information or the manner of its presentation is
materially inconsistent with information appearing in
the financial statements. However, non-GAAP measures
and other KPIs are often included in press releases,
earnings calls, or other documents that are not covered
by the professional auditing literature, and therefore the
auditors are not associated with this information.
Though auditors do not report on non-GAAP measures
and other KPIs, audit committees and management
may consider using auditors as a sounding board when
evaluating whether regulations have been complied
with and balanced presentation has been achieved.
Investors, analysts, advisors, the press
Companies can make good judgments, follow all rules,
and disclose non-GAAP measures and other KPIs that
they believe are useful to investors. But those metrics
can still lead to confusion if stakeholders rely on them
as their only source of company information.
Contact Information
To have a deeper discussion about
our point of view on non-GAAP
measures and other KPIs, please
Beth Paul
US Strategic Thought Leader
Accounting Services Group
Phone: 973-236-7270
Email: [email protected]
John May
SEC Services Leader
Phone: 973-236-4793
Email: [email protected]
Analysts, advisors, and the financial press can be as
influential with investors as management’s direct
statements. For that reason, they should be careful to
convey non-GAAP measures and other KPIs in a way
that can be fairly digested, without imbalance or
omission of the GAAP measures.
Non-GAAP measures are intended to
supplement the information in the
financial statements and not supplant the
information in the financial statements.
However, when the financial news
networks report quarterly earnings, they
very frequently report the non-GAAP
measure of earnings with no mention of
the actual GAAP earnings, often not even
identifying it as having been adjusted.
James Schnurr, SEC Chief Accountant
March 22, 2016 speech
In summary
Appropriate determination and disclosure of non-GAAP
measures and other KPIs starts with management.
However, other stakeholders also have a role to play.
Audit committees have the ability to assess
management’s judgments about which non-GAAP
measures and other KPIs to disclose, and how they are
calculated, before those measures are ever
communicated publicly. Auditors read other
information included in annual and quarterly reports
and consider whether that other information is
materially inconsistent with the financial statements.
The SEC sets the rules and enforces them. Finally, users
should understand non-GAAP measures and other KPIs
and the context in which they should be considered
before making decisions. Doing so will facilitate
balanced assessment of these metrics. It will also
mitigate the risk of overreliance on non-GAAP
measures and other KPIs, which on their own may paint
an incomplete picture of a company.
© 2016 PricewaterhouseCoopers LLP, a
Delaware limited liability partnership. All rights
reserved. PwC refers to the United States
member firm, and may sometimes refer to the

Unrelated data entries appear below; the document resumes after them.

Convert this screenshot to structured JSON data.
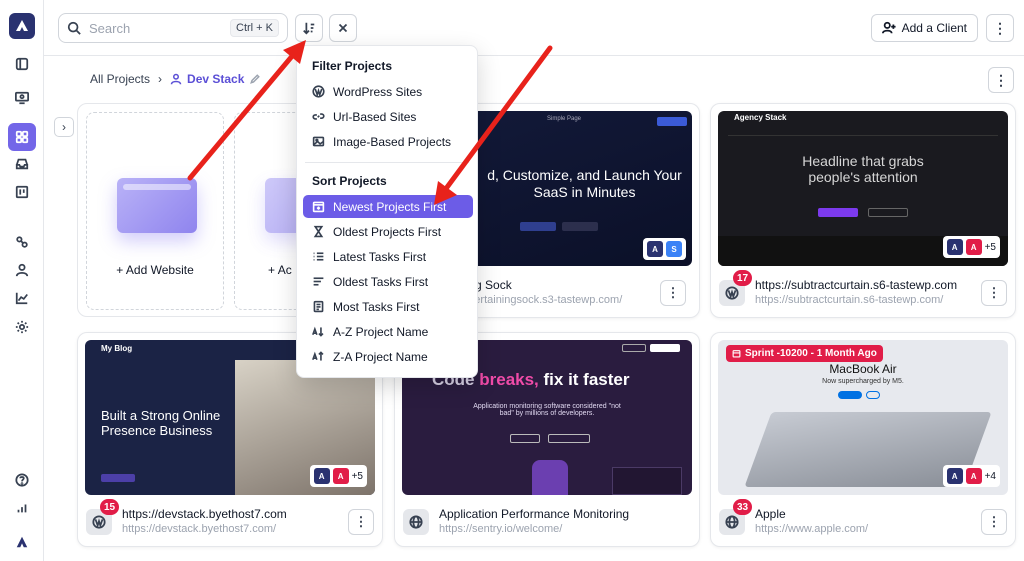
{
  "topbar": {
    "search_placeholder": "Search",
    "search_shortcut": "Ctrl + K",
    "add_client_label": "Add a Client"
  },
  "breadcrumb": {
    "root": "All Projects",
    "current": "Dev Stack"
  },
  "add_cards": {
    "add_website": "Add Website",
    "add_other_partial": "Ac"
  },
  "dropdown": {
    "filter_title": "Filter Projects",
    "filter_items": [
      "WordPress Sites",
      "Url-Based Sites",
      "Image-Based Projects"
    ],
    "sort_title": "Sort Projects",
    "sort_items": [
      "Newest Projects First",
      "Oldest Projects First",
      "Latest Tasks First",
      "Oldest Tasks First",
      "Most Tasks First",
      "A-Z Project Name",
      "Z-A Project Name"
    ],
    "selected": "Newest Projects First"
  },
  "projects": [
    {
      "title_partial": "ning Sock",
      "url_partial": "entertainingsock.s3-tastewp.com/",
      "thumb_headline": "d, Customize, and Launch Your SaaS in Minutes",
      "thumb_nav": "Simple Page"
    },
    {
      "title": "https://subtractcurtain.s6-tastewp.com",
      "url": "https://subtractcurtain.s6-tastewp.com/",
      "badge": "17",
      "more_count": "+5",
      "thumb_brand": "Agency Stack",
      "thumb_headline": "Headline that grabs people's attention"
    },
    {
      "title": "https://devstack.byethost7.com",
      "url": "https://devstack.byethost7.com/",
      "badge": "15",
      "more_count": "+5",
      "thumb_brand": "My Blog",
      "thumb_headline": "Built a Strong Online Presence Business"
    },
    {
      "title": "Application Performance Monitoring",
      "url": "https://sentry.io/welcome/",
      "thumb_headline_a": "Code",
      "thumb_headline_b": "breaks,",
      "thumb_headline_c": "fix it faster",
      "thumb_sub": "Application monitoring software considered \"not bad\" by millions of developers."
    },
    {
      "title": "Apple",
      "url": "https://www.apple.com/",
      "badge": "33",
      "more_count": "+4",
      "sprint_label": "Sprint -10200 - 1 Month Ago",
      "thumb_headline": "MacBook Air",
      "thumb_sub": "Now supercharged by M5."
    }
  ],
  "colors": {
    "accent": "#6c5ce7",
    "badge": "#e11d48",
    "arrow": "#e8221b",
    "logo_bg": "#2a3270"
  }
}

PwC network. Each member firm is a separate
legal entity. Please see www.pwc.com/structure
for further details. This content is for general
information purposes only, and should not be
used as a substitute for consultation with
professional advisors.
Fly UP